European Championships, Berlin Day 2 Finals
Aug 19, 2014 - James Parrack
Europeans day 2 finals
The British were rather Great on the day 2 finals, taking 3 gold, 2 silver and a bronze to add to the two bronzes won on the first day.
Commonwealth champions Chris Walker-Hebborn, Adam Peaty and Fran Halsall all delivered on a night that will have given a huge boost to the team.
Walker-Hebborn led the charge with a dominant win in the 100m back. Before the race, the versatile Jeremy Stravius (FRA), world champion in 2011 and who anchored the French 4x100m free relay to gold on day 1, had claimed the experience and that the Briton had it all to prove. Well, he found out the hard way that Walker Hebborn is no walkover, is calm under pressure and consistent with his ability to swim 53.3 while surrounded by the best in the world. He did it against the Aussies in Glasgow and has seen off the best in Europe tonight.
Success continued in the men’s 100m breaststroke as Britain took gold and silver.
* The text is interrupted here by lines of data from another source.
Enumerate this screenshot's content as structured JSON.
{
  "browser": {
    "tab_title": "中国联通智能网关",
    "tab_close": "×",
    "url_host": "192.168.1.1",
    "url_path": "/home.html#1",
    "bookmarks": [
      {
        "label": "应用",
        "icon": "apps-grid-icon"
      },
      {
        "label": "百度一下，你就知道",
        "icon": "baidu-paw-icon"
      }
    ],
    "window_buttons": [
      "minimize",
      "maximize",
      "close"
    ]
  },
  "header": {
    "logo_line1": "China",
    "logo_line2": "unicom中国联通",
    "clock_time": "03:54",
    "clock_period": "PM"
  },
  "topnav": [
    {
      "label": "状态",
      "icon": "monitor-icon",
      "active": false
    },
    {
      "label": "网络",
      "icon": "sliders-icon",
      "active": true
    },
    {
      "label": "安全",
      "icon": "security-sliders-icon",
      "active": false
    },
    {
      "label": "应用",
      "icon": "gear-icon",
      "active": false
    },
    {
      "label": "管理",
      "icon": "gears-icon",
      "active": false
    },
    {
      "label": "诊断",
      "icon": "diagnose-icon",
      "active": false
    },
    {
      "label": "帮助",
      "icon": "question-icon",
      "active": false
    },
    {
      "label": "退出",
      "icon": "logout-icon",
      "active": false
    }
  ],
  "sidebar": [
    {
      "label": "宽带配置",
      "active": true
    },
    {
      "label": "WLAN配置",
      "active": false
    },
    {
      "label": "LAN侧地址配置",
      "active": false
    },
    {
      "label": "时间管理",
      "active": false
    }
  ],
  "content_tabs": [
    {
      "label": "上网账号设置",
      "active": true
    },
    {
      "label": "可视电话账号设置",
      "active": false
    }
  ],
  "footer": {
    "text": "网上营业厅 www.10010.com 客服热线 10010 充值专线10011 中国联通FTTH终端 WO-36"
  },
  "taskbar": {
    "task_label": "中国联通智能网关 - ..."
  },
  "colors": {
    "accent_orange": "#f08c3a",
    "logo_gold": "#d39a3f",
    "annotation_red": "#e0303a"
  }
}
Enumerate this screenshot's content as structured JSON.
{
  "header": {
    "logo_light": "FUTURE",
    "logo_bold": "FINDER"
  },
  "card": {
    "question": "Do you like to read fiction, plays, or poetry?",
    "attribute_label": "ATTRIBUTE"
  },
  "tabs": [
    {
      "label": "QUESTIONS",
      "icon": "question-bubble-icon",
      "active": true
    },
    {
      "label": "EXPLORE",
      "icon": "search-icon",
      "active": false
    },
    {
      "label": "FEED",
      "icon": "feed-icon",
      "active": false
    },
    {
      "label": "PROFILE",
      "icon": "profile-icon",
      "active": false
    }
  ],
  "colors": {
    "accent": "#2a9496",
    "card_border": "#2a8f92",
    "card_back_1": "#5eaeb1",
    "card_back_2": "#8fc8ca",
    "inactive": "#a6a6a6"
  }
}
Adam Peaty was a little shy of his superb semi final swim but good enough in a tense final to bring his traditional finishing surge to the final and extend away from team mate Ross Murdoch (bring on the 200m breast) and a well judged swim from Giedrius Titenis (LTU). Daniel Gyurta lurked for 75m but lacked the strength or raw early speed to figure among the medals.
So to the mixed relay and with Walker-Hebborn opening with a 53.68, and Peaty’s 59.30, both just 10 minutes or so after their individual wins, Gemma Lowe and Halsall brought home a third gold. The Netherlands were second, with a storming finish from Femke Heemskerk in 52.27, as Russia held off the fast finishing Germany to deny the hosts the bronze.
Halsall had already won bronze in the 50m fly behind the predicted finish of Sjoestroem and Ottesen and it was Lowe who was the only one on the podium with only one medal on the night.
Sjoestroem had also swam a difficult double, doing enough to finish in second in her semi final of the 100m free in as an economical 54.31 as you will see, starting her recovery immediately with some vertical dolphin kicking and some sculling, before scurrying back up the other end to win the 50 fly in 24.98. Halsall finished strongly to finish within 0.05 of silver, won by Ottesen in 25.34.
The men’s 50m fly opened the night with a tie for both gold and bronze. Flo Manaudou and Yauhen Tsurkin (BLR) both had a reaction of 0.62 and both finished on 23.00; while Andriy Govorov (UKR) and Ben Proud (GBR) both had a reaction of 0.60 and both stopped the clock in 23.21. Govorov was getting slower from heat to final and better understands the effect of a little pressure. The final was tense and the winners, both finishing on half a stroke, did well to have enough over the field for golds. World record holder Rafa Munoz (ESP), was hoping for a third title in a row, but finished 0.03 behind the medals.
Britain continued its medal run with silver for Lizzie Simmonds in the 200m backstroke. 26 year old Spaniard Duane Da Rocha has twice won bronze in this event and took advantage of a wide open race to strike gold and record the best win of her career in 2:09.37. The time won’t set the world alight, but her joy in winning set the velodrome alight and it won’t surprise me if she is still smiling when we return tomorrow morning. Bronze was won by perhaps the future of European backstroke, as 15 year old Daria Ustinova, the European Junior champion from last month and world junior record holder swam to third place from lane 1.
The race of tomorrow night will be the 100m free with Sjoestroem and Heemskerk the favourites for gold, in front of Michelle Coleman (SWE) and Pernille Blume (DEN) for bronze. Katinka Hosszu is in the mix in 5th fastest.
The other semi finals were all somewhat predictable: Rikke Moeller Pedersen leads the 100m breaststroke by a second, Laszlo Cseh leads the 200IM with something still in the tank for tomorrow, and world record holder Paul Biedermann (GER) heads up the 200m freestyle. Agnel is, by his own admission ‘knackered’ and is in the final in 7th place. The Frenchman swam strongly to 150m but couldn’t finish. He has been trained very hard by Bob Bowman in Baltimore, hasn’t reacted well to the repeated trips to altitude and arrived in Berlin exhausted.
God save the Queen.
James Parrack is the Eurosport swimming commentator and co-founder of the BEST Swim Centre, Mallorca.